The answer is that the new couple is not there yet. In their first moments as husband and wife, they cannot yet focus on starting a family. They must first learn to coexist with each other and learn to share with one another. Once they are comfortable sharing, they can spread that middah to their children, but as for now, we don't want the choson and kallah to focus on anything but each other.

As a person who never shies away from bringing in wedding shtick, I had never thought of why I do it. I had assumed that (for the most part) it was something that people enjoyed. But after I heard this, I came to the realization that I don't really do all that stuff for them. I do it for me. I do it because I enjoy seeing people happy. Being m'sameach the choson and kallah isn't only for them. It's for you, too. You help them in learning about sharing; they help you become happy.

Friday, April 2, 2010

On a Plane

The following conversation took place on an airplane between a Rebbe and his talmid:

Talmid: Rebbe, two years ago I ordered the Rosh HaYeshiva a beer on a flight and he drank it. If I order Rebbe one now, would he drink it, too?

Rebbe: Not if it's going to be a story in two years from now.

Thursday, April 1, 2010

The Cool Kid

So I wasn't sure which PITYI I was going to write about in honor of Pesach, but one ended up sticking out over the first days of Yom Tov.

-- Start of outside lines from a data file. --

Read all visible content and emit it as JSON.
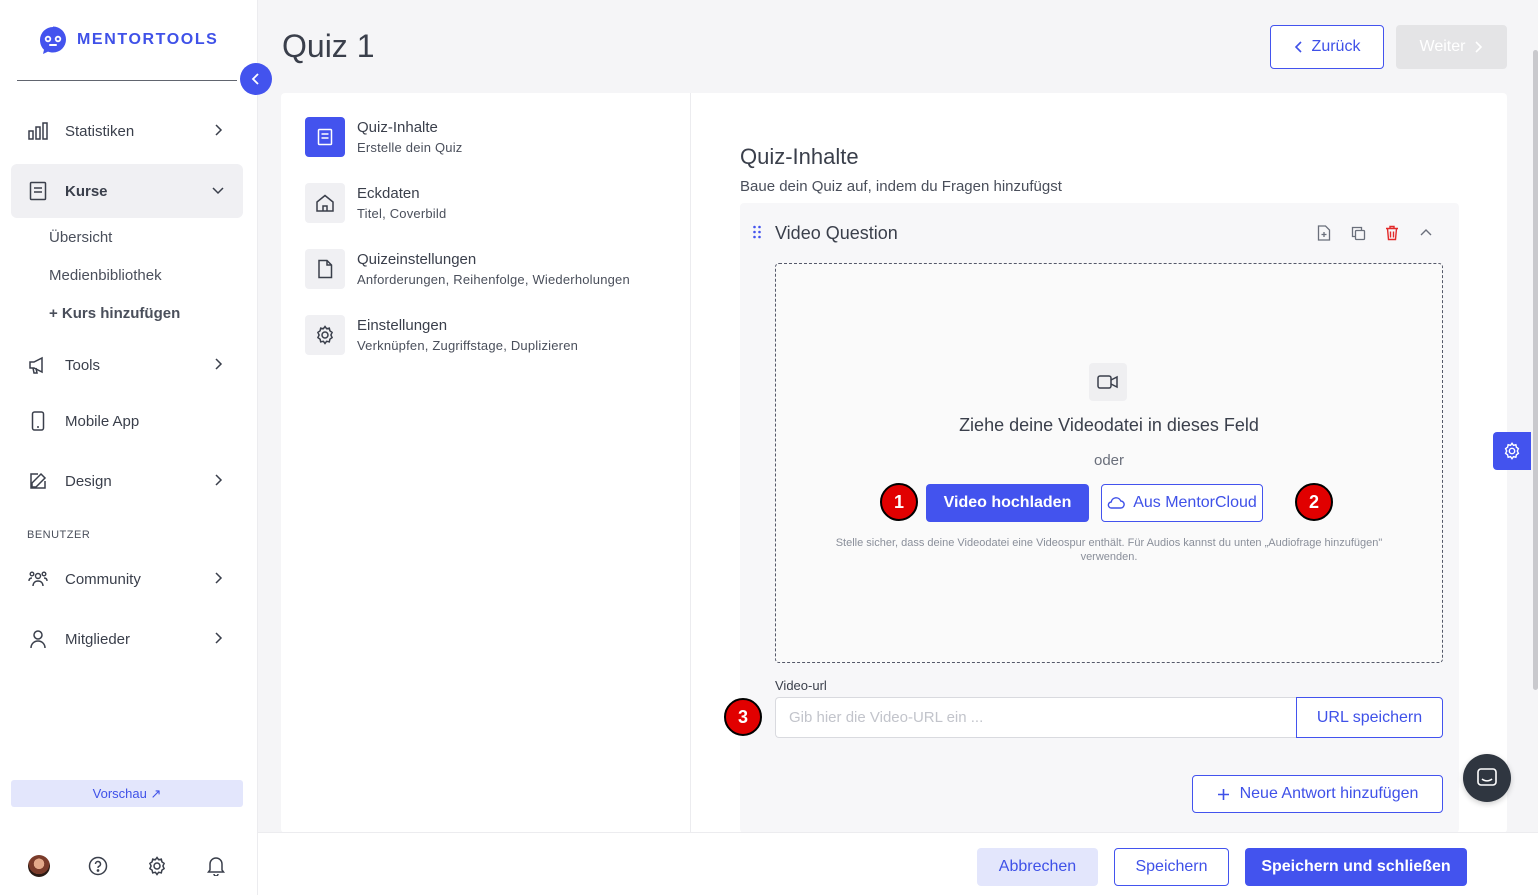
{
  "app": {
    "logo_text": "MENTORTOOLS",
    "accent": "#4353ee"
  },
  "sidebar": {
    "items": [
      {
        "label": "Statistiken",
        "icon": "bar-chart-icon"
      },
      {
        "label": "Kurse",
        "icon": "book-icon"
      },
      {
        "label": "Tools",
        "icon": "megaphone-icon"
      },
      {
        "label": "Mobile App",
        "icon": "phone-icon"
      },
      {
        "label": "Design",
        "icon": "pencil-icon"
      },
      {
        "label": "Community",
        "icon": "users-icon"
      },
      {
        "label": "Mitglieder",
        "icon": "user-icon"
      }
    ],
    "sub_items": [
      "Übersicht",
      "Medienbibliothek",
      "+ Kurs hinzufügen"
    ],
    "section_label": "BENUTZER",
    "preview_label": "Vorschau ↗"
  },
  "header": {
    "title": "Quiz 1",
    "back_label": "Zurück",
    "next_label": "Weiter"
  },
  "steps": [
    {
      "title": "Quiz-Inhalte",
      "subtitle": "Erstelle dein Quiz"
    },
    {
      "title": "Eckdaten",
      "subtitle": "Titel, Coverbild"
    },
    {
      "title": "Quizeinstellungen",
      "subtitle": "Anforderungen, Reihenfolge, Wiederholungen"
    },
    {
      "title": "Einstellungen",
      "subtitle": "Verknüpfen, Zugriffstage, Duplizieren"
    }
  ],
  "content": {
    "title": "Quiz-Inhalte",
    "subtitle": "Baue dein Quiz auf, indem du Fragen hinzufügst",
    "question": {
      "title": "Video Question",
      "dropzone": {
        "title": "Ziehe deine Videodatei in dieses Feld",
        "or": "oder",
        "upload_label": "Video hochladen",
        "cloud_label": "Aus MentorCloud",
        "note": "Stelle sicher, dass deine Videodatei eine Videospur enthält. Für Audios kannst du unten „Audiofrage hinzufügen\" verwenden."
      },
      "url_label": "Video-url",
      "url_placeholder": "Gib hier die Video-URL ein ...",
      "url_value": "",
      "url_save_label": "URL speichern",
      "new_answer_label": "Neue Antwort hinzufügen"
    }
  },
  "markers": [
    "1",
    "2",
    "3"
  ],
  "footer": {
    "cancel_label": "Abbrechen",
    "save_label": "Speichern",
    "save_close_label": "Speichern und schließen"
  }
}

The Cool Kid.

The Cool Kid is the teenager to which every elementary school kid looks up. There is usually a female Cool Kid and a male Cool Kid for each group respectively, but not necessarily. We all had that Cool Kid in shul to whom we looked up. My Cool Kid was actually my first Youth leader, and is now married with a number of children of his own. I still envy him.

But what makes the Cool Kid cool?

For one thing, his initials are CK. Automatic coolness, but other cool factors possessed by the CK are:

  • A teenager; usually a Sophomore or a Junior in High School.
  • A strong following; especially of kids at least 3 years younger.
  • A reputation for taking on the Scary Man.
  • Perpetually hanging out in the shul's stairwell.
  • Has an "in" with the Kiddush Committee; may be seen servin,g chullent.
  • May lead a youth group such as "Junior Congregation," "Pirchei" or other youth activites, but will always do it lazily.
  • Does not daven with his/her father/mother; rather attends the hashkama minyan.
I was reminded of this PITYI because the most recent one in my shul returned from Eretz Yisrael for Pesach. He didn't miss a beatas the Cool Kid, but was surprised to learn that nobody had taken his spot. He went right back to wowing his audience with tails of adventure from the Middle East.

If you believe yourself to be a Cool kid and are looking for some impressionable, young minds to corrupt, there is a vacancy at your position in my shul. Boys and girls younger than 15 or older than 18 need not apply.